> _Exercise_:
Copy out all lines of the material below in which "JSON" occurs.

> _Information shown_:

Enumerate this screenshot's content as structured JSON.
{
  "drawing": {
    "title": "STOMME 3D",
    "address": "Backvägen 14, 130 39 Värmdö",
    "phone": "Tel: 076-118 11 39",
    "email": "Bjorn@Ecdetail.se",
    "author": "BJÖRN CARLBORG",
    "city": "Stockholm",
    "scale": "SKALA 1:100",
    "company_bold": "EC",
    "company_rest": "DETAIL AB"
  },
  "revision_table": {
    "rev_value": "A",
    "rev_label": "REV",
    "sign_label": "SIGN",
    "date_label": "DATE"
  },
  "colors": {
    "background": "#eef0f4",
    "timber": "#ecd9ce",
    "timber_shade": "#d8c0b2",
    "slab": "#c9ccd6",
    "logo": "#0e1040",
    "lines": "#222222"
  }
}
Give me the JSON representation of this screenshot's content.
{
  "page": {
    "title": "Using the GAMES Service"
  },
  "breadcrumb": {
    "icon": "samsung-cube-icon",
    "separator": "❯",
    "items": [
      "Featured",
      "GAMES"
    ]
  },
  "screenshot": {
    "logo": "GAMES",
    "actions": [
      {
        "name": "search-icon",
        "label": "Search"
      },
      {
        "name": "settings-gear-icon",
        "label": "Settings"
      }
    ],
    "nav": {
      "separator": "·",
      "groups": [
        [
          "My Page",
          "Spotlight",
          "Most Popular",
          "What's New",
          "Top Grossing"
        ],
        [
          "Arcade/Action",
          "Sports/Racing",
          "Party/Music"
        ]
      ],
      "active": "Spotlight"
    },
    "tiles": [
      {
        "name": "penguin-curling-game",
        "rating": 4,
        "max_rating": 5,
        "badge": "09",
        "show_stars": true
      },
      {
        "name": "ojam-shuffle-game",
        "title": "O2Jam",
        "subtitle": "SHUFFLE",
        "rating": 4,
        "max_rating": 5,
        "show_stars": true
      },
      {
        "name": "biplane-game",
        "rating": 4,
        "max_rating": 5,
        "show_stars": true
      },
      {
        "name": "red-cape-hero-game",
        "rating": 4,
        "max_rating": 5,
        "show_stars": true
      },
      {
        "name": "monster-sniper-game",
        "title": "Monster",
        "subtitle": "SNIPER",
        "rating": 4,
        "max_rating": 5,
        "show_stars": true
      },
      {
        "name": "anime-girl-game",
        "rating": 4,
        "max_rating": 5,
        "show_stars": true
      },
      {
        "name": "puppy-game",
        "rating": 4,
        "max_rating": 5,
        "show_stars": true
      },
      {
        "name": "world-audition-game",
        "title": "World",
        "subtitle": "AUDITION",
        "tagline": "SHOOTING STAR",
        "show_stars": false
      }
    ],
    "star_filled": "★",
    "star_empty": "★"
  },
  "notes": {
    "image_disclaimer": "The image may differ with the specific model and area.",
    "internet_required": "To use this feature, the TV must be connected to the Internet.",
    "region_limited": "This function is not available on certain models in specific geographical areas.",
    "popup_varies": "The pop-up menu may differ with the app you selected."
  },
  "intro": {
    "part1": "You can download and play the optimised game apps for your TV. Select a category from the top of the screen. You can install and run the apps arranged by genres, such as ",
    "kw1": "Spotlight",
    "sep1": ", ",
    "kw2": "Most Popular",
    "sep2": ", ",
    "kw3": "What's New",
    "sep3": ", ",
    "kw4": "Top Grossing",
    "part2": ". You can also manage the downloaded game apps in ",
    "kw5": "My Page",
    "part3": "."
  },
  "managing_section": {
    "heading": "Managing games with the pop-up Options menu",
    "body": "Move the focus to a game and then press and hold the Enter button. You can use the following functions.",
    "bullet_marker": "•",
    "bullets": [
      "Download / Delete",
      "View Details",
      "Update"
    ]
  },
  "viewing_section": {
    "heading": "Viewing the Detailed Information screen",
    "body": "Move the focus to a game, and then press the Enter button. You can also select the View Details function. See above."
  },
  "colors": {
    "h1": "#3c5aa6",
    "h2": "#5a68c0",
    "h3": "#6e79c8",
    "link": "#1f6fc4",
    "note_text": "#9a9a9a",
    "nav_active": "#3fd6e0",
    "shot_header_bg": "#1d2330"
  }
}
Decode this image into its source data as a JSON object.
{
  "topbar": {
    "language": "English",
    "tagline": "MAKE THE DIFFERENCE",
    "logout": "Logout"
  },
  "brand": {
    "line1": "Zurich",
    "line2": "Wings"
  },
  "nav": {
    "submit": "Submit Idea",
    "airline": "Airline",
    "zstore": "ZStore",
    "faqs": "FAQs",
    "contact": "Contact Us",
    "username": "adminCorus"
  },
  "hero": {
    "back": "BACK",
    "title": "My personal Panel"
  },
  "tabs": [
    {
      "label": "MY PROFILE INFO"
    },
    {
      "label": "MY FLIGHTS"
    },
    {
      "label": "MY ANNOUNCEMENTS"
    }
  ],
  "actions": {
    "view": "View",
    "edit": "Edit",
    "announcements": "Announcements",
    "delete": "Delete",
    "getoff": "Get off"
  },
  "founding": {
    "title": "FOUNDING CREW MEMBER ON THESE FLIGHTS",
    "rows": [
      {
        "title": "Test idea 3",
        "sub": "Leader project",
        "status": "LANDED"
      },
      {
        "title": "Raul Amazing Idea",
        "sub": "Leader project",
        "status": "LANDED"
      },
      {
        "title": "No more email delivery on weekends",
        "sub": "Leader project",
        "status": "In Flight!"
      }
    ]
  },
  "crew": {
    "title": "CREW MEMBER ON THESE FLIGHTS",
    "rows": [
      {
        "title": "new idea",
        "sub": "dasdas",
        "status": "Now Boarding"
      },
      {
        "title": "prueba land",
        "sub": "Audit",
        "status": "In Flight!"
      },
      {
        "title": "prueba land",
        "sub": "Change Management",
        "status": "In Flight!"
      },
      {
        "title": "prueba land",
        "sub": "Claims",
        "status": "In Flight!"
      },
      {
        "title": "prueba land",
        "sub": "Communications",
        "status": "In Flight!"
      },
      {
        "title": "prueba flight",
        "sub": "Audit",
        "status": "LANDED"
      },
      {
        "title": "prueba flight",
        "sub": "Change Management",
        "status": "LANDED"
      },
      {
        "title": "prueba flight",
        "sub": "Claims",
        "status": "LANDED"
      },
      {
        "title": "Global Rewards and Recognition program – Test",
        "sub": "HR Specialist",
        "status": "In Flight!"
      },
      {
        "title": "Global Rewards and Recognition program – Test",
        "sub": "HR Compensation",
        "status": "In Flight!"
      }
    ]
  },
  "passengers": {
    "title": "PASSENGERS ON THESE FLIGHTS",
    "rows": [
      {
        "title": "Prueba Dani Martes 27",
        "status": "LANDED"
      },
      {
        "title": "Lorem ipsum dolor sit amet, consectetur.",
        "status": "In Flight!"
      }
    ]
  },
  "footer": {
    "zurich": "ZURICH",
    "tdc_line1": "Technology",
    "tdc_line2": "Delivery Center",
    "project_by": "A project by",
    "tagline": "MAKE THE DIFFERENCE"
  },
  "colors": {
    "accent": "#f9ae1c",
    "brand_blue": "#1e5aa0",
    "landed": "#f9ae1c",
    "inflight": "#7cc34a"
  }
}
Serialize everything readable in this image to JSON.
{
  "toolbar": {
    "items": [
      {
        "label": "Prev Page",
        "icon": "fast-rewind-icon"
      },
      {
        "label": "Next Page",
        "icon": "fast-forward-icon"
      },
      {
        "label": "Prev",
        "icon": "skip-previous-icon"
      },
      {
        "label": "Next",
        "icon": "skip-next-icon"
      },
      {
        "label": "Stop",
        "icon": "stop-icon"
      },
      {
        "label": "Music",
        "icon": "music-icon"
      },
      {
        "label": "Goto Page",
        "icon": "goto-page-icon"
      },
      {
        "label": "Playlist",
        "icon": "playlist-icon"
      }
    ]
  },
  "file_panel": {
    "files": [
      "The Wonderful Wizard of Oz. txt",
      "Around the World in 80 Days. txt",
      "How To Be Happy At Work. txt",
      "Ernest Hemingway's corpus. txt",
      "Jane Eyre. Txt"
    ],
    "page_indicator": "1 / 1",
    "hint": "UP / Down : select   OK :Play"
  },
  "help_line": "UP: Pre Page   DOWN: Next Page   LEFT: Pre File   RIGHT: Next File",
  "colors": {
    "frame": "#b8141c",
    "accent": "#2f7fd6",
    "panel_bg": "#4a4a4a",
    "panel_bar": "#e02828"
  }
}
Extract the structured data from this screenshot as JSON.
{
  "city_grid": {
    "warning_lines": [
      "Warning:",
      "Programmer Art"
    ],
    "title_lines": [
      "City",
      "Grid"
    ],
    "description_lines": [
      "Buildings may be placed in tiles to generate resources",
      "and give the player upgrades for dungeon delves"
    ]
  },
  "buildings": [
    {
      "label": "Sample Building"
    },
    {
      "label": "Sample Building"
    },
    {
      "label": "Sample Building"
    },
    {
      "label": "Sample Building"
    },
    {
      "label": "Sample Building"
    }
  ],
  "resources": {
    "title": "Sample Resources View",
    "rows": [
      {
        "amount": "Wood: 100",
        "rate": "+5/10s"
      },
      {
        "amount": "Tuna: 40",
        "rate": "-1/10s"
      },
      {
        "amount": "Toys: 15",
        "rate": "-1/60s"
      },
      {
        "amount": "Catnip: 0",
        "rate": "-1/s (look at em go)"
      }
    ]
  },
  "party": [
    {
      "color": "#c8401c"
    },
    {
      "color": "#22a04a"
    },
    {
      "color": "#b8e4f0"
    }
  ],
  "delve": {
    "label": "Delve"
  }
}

> _Solution for this task_:
Enumerate this screenshot's content as structured JSON.
Give me the JSON representation of this screenshot's content.
Decode this image into its source data as a JSON object.
Serialize everything readable in this image to JSON.
Extract the structured data from this screenshot as JSON.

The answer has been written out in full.